#### Exercise description
Restate each of the lines below word for word and drop every picture.

Supplied material Block Start

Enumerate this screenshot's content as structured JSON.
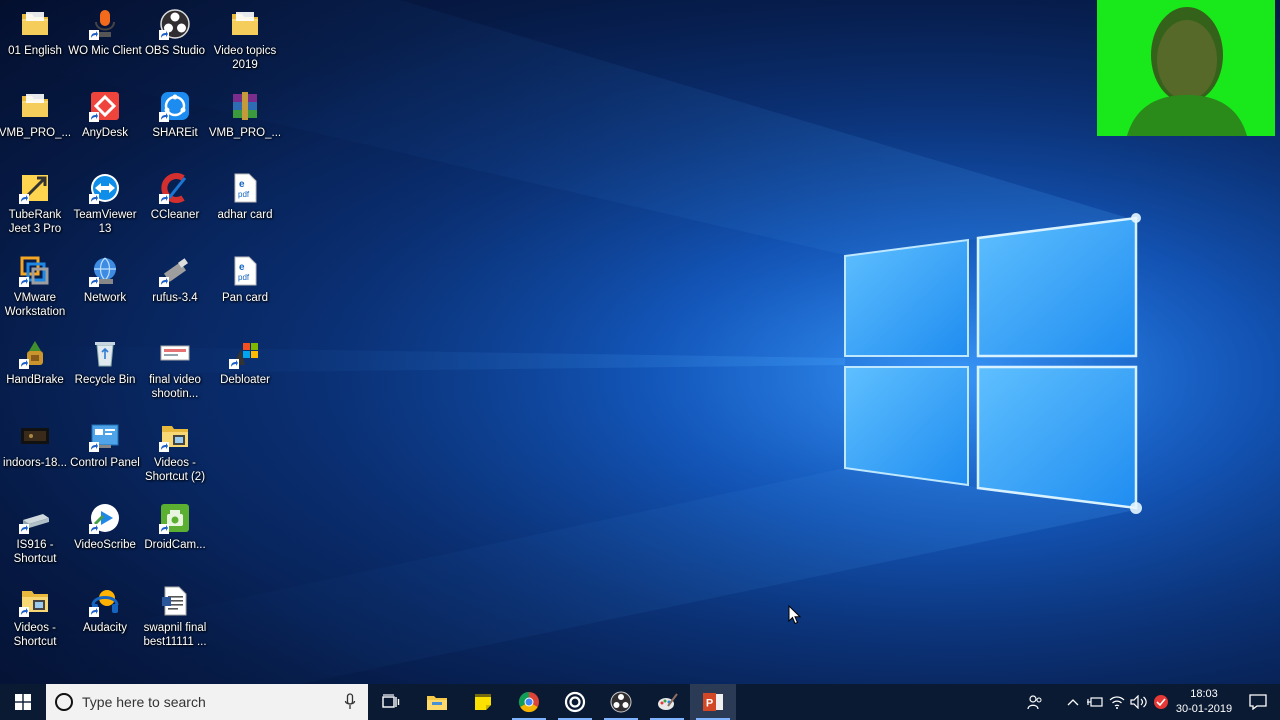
{
  "desktop": {
    "icons": [
      {
        "label": "01 English",
        "icon": "folder-icon"
      },
      {
        "label": "WO Mic Client",
        "icon": "microphone-app-icon"
      },
      {
        "label": "OBS Studio",
        "icon": "obs-icon"
      },
      {
        "label": "Video topics 2019",
        "icon": "folder-icon"
      },
      {
        "label": "VMB_PRO_...",
        "icon": "folder-icon"
      },
      {
        "label": "AnyDesk",
        "icon": "anydesk-icon"
      },
      {
        "label": "SHAREit",
        "icon": "shareit-icon"
      },
      {
        "label": "VMB_PRO_...",
        "icon": "winrar-icon"
      },
      {
        "label": "TubeRank Jeet 3 Pro",
        "icon": "tuberank-icon"
      },
      {
        "label": "TeamViewer 13",
        "icon": "teamviewer-icon"
      },
      {
        "label": "CCleaner",
        "icon": "ccleaner-icon"
      },
      {
        "label": "adhar card",
        "icon": "pdf-file-icon"
      },
      {
        "label": "VMware Workstation",
        "icon": "vmware-icon"
      },
      {
        "label": "Network",
        "icon": "network-icon"
      },
      {
        "label": "rufus-3.4",
        "icon": "rufus-icon"
      },
      {
        "label": "Pan card",
        "icon": "pdf-file-icon"
      },
      {
        "label": "HandBrake",
        "icon": "handbrake-icon"
      },
      {
        "label": "Recycle Bin",
        "icon": "recycle-bin-icon"
      },
      {
        "label": "final video shootin...",
        "icon": "image-file-icon"
      },
      {
        "label": "Debloater",
        "icon": "debloater-icon"
      },
      {
        "label": "indoors-18...",
        "icon": "video-file-icon"
      },
      {
        "label": "Control Panel",
        "icon": "control-panel-icon"
      },
      {
        "label": "Videos - Shortcut (2)",
        "icon": "videos-folder-icon"
      },
      {
        "label": "IS916 - Shortcut",
        "icon": "drive-shortcut-icon"
      },
      {
        "label": "VideoScribe",
        "icon": "videoscribe-icon"
      },
      {
        "label": "DroidCam...",
        "icon": "droidcam-icon"
      },
      {
        "label": "Videos - Shortcut",
        "icon": "videos-folder-icon"
      },
      {
        "label": "Audacity",
        "icon": "audacity-icon"
      },
      {
        "label": "swapnil final best11111 ...",
        "icon": "document-file-icon"
      }
    ]
  },
  "taskbar": {
    "search_placeholder": "Type here to search",
    "apps": [
      {
        "name": "task-view",
        "icon": "task-view-icon"
      },
      {
        "name": "file-explorer",
        "icon": "folder-icon"
      },
      {
        "name": "sticky-notes",
        "icon": "sticky-notes-icon"
      },
      {
        "name": "chrome",
        "icon": "chrome-icon"
      },
      {
        "name": "obs-tray",
        "icon": "record-icon"
      },
      {
        "name": "obs-studio",
        "icon": "obs-icon"
      },
      {
        "name": "paint-app",
        "icon": "paint-icon"
      },
      {
        "name": "powerpoint",
        "icon": "powerpoint-icon"
      }
    ],
    "clock": {
      "time": "18:03",
      "date": "30-01-2019"
    }
  },
  "colors": {
    "taskbar_bg": "#0b1a33",
    "webcam_green": "#19e81b",
    "accent": "#7fb3ff"
  }
}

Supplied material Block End

#### Result
Enumerate this screenshot's content as structured JSON.
{
  "desktop": {
    "icons": [
      {
        "label": "01 English",
        "icon": "folder-icon"
      },
      {
        "label": "WO Mic Client",
        "icon": "microphone-app-icon"
      },
      {
        "label": "OBS Studio",
        "icon": "obs-icon"
      },
      {
        "label": "Video topics 2019",
        "icon": "folder-icon"
      },
      {
        "label": "VMB_PRO_...",
        "icon": "folder-icon"
      },
      {
        "label": "AnyDesk",
        "icon": "anydesk-icon"
      },
      {
        "label": "SHAREit",
        "icon": "shareit-icon"
      },
      {
        "label": "VMB_PRO_...",
        "icon": "winrar-icon"
      },
      {
        "label": "TubeRank Jeet 3 Pro",
        "icon": "tuberank-icon"
      },
      {
        "label": "TeamViewer 13",
        "icon": "teamviewer-icon"
      },
      {
        "label": "CCleaner",
        "icon": "ccleaner-icon"
      },
      {
        "label": "adhar card",
        "icon": "pdf-file-icon"
      },
      {
        "label": "VMware Workstation",
        "icon": "vmware-icon"
      },
      {
        "label": "Network",
        "icon": "network-icon"
      },
      {
        "label": "rufus-3.4",
        "icon": "rufus-icon"
      },
      {
        "label": "Pan card",
        "icon": "pdf-file-icon"
      },
      {
        "label": "HandBrake",
        "icon": "handbrake-icon"
      },
      {
        "label": "Recycle Bin",
        "icon": "recycle-bin-icon"
      },
      {
        "label": "final video shootin...",
        "icon": "image-file-icon"
      },
      {
        "label": "Debloater",
        "icon": "debloater-icon"
      },
      {
        "label": "indoors-18...",
        "icon": "video-file-icon"
      },
      {
        "label": "Control Panel",
        "icon": "control-panel-icon"
      },
      {
        "label": "Videos - Shortcut (2)",
        "icon": "videos-folder-icon"
      },
      {
        "label": "IS916 - Shortcut",
        "icon": "drive-shortcut-icon"
      },
      {
        "label": "VideoScribe",
        "icon": "videoscribe-icon"
      },
      {
        "label": "DroidCam...",
        "icon": "droidcam-icon"
      },
      {
        "label": "Videos - Shortcut",
        "icon": "videos-folder-icon"
      },
      {
        "label": "Audacity",
        "icon": "audacity-icon"
      },
      {
        "label": "swapnil final best11111 ...",
        "icon": "document-file-icon"
      }
    ]
  },
  "taskbar": {
    "search_placeholder": "Type here to search",
    "apps": [
      {
        "name": "task-view",
        "icon": "task-view-icon"
      },
      {
        "name": "file-explorer",
        "icon": "folder-icon"
      },
      {
        "name": "sticky-notes",
        "icon": "sticky-notes-icon"
      },
      {
        "name": "chrome",
        "icon": "chrome-icon"
      },
      {
        "name": "obs-tray",
        "icon": "record-icon"
      },
      {
        "name": "obs-studio",
        "icon": "obs-icon"
      },
      {
        "name": "paint-app",
        "icon": "paint-icon"
      },
      {
        "name": "powerpoint",
        "icon": "powerpoint-icon"
      }
    ],
    "clock": {
      "time": "18:03",
      "date": "30-01-2019"
    }
  },
  "colors": {
    "taskbar_bg": "#0b1a33",
    "webcam_green": "#19e81b",
    "accent": "#7fb3ff"
  }
}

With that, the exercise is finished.